Pause: JON sees the girl in his mind... Then:
JON: Could it be a fragment of...? His publishers were waiting on a novel about turn- of-the-century lumberjacks, so hopefully this girl was a part of that, or...could be shoehorned into it? Because also: come on, a girl, a young girl? Wasn’t there something deadly about the “young girl” as an object of fiction? Wasn’t it where writers went to expose their mediocrity? Because wasn’t it so often the “young girl” who was grossly underwritten, a cipher, a sex object, reduced to a cliché by lust addled-men?
JON looks at his watch or device.
JON: Nearly two o’clock.
Perhaps JON gets out an earpiece (a microphone) and puts it on.
JON: Which meant a lecture on the death of post-modernism and the rise of trans- realism with its adjacent mainstreaming of genre fiction to some ninety or so second years, so, that should really meet them where they were at.
JON regards the audience, to see if his joke registered.
JON: That was a joke.
JON: Lately he’d had to point out to his students when he made jokes, as in “that was a joke”. Maybe his delivery...? Was too dry...? That or he was getting old.
Pause. He takes a last look at his notes before putting them away. Then to explain, still taking a last look at notes:
JON: He uh—he—he—he liked to lecture without notes and address his students with a casual, jokey style, as though he was saying to them, “We’re all just trying to make sense of these beautiful texts of staggering genius: I just happen to have spent a little more time with them than you have” because this was 2014, and anyway it didn’t help to intimidate the students. He was on the side of the Greeks: learning is a seduction.

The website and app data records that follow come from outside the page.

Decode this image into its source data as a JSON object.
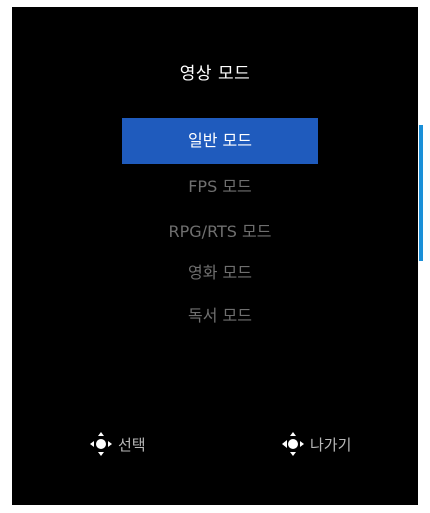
{
  "title": "영상 모드",
  "menu": {
    "items": [
      {
        "label": "일반 모드",
        "selected": true
      },
      {
        "label": "FPS 모드",
        "selected": false
      },
      {
        "label": "RPG/RTS 모드",
        "selected": false
      },
      {
        "label": "영화 모드",
        "selected": false
      },
      {
        "label": "독서 모드",
        "selected": false
      }
    ]
  },
  "hints": {
    "select": {
      "icon": "joystick-press-icon",
      "label": "선택"
    },
    "exit": {
      "icon": "joystick-left-icon",
      "label": "나가기"
    }
  },
  "colors": {
    "background": "#000000",
    "selected_bg": "#1f5bbd",
    "scrollbar": "#1a8fd8",
    "inactive_text": "#6f6f6f"
  }
}
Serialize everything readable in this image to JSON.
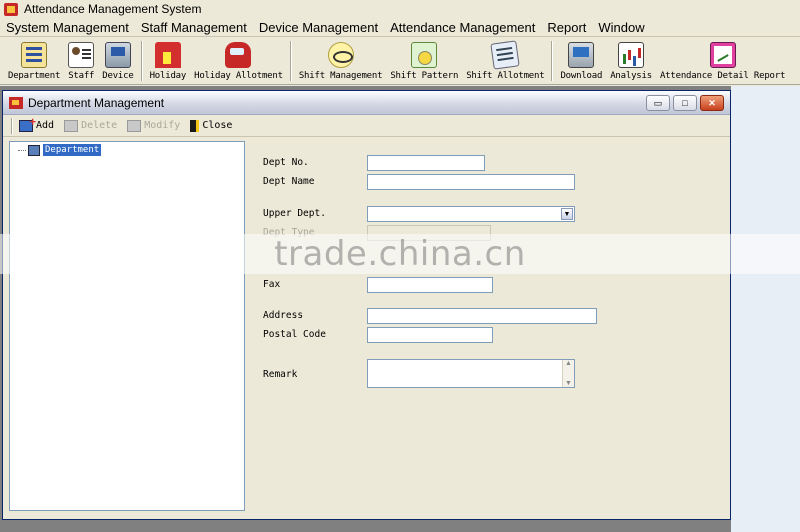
{
  "app": {
    "title": "Attendance Management System"
  },
  "menu": [
    "System Management",
    "Staff Management",
    "Device Management",
    "Attendance Management",
    "Report",
    "Window"
  ],
  "toolbar": {
    "group1": [
      {
        "label": "Department",
        "icon": "department-icon"
      },
      {
        "label": "Staff",
        "icon": "staff-icon"
      },
      {
        "label": "Device",
        "icon": "device-icon"
      }
    ],
    "group2": [
      {
        "label": "Holiday",
        "icon": "holiday-icon"
      },
      {
        "label": "Holiday Allotment",
        "icon": "holiday-allotment-icon"
      }
    ],
    "group3": [
      {
        "label": "Shift Management",
        "icon": "shift-management-icon"
      },
      {
        "label": "Shift Pattern",
        "icon": "shift-pattern-icon"
      },
      {
        "label": "Shift Allotment",
        "icon": "shift-allotment-icon"
      }
    ],
    "group4": [
      {
        "label": "Download",
        "icon": "download-icon"
      },
      {
        "label": "Analysis",
        "icon": "analysis-icon"
      },
      {
        "label": "Attendance Detail Report",
        "icon": "attendance-detail-report-icon"
      }
    ]
  },
  "window": {
    "title": "Department Management",
    "buttons": {
      "minimize": "▭",
      "maximize": "□",
      "close": "✕"
    },
    "toolbar": {
      "add": "Add",
      "delete": "Delete",
      "modify": "Modify",
      "close": "Close"
    },
    "tree": {
      "root": "Department"
    },
    "form": {
      "dept_no": {
        "label": "Dept No.",
        "value": ""
      },
      "dept_name": {
        "label": "Dept Name",
        "value": ""
      },
      "upper_dept": {
        "label": "Upper Dept.",
        "value": ""
      },
      "dept_type": {
        "label": "Dept Type",
        "value": ""
      },
      "fax": {
        "label": "Fax",
        "value": ""
      },
      "address": {
        "label": "Address",
        "value": ""
      },
      "postal_code": {
        "label": "Postal Code",
        "value": ""
      },
      "remark": {
        "label": "Remark",
        "value": ""
      }
    }
  },
  "watermark": "trade.china.cn",
  "colors": {
    "selection": "#316ac5",
    "window_border": "#0a246a",
    "face": "#ece9d8"
  }
}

JON: The erotics of pedagogy...
JON: That was the sort of thing you couldn’t say out loud without getting fired.
JON: He watched as the throngs of students came into the auditorium, flung their book bags down, milled about small-talking, posturing, texting, scarfing cheap food. And—strange—he was still agitated as though he was waiting for something to happen? As though he was waiting for...?
A person enters. It’s a girl in a red coat. This is ANNIE. JON sees her. He is surprised to find the contents of his imagination are walking around in the world:

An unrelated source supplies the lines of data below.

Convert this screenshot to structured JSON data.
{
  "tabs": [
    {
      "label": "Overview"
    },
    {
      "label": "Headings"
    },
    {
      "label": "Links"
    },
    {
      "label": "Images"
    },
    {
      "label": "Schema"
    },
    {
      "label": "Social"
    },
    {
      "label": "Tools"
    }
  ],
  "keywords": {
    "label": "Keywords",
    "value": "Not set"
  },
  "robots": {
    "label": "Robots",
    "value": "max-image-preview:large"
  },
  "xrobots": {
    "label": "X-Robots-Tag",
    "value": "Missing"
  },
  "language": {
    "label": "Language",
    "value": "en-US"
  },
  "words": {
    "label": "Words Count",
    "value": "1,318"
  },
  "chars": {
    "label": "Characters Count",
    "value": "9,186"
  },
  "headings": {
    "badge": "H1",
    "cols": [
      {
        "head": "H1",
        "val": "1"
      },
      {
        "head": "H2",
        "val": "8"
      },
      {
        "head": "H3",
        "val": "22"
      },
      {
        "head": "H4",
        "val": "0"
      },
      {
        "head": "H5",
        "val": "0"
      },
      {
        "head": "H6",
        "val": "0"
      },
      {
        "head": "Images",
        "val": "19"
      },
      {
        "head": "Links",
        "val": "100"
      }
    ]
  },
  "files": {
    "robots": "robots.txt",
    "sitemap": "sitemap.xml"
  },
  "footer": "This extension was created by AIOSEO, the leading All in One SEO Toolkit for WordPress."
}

JON: It was the girl. The girl in the red coat.
“Everything about Sexual Misconduct of the Middle Classes was perfect. I loved it.”
Sam Mooney, Mooney on Theatre
“Beyond providing her signature sharp sense of humour . . . the intrigue in Moscovitch’s script is in discovering why she’s playing with such traditional tropes, so out of character for the playwright who has written so frankly about female sexuality.”
Carly Maga, Toronto Star
“Powerful and clever and funny.”
Ron Johnson, TRNTO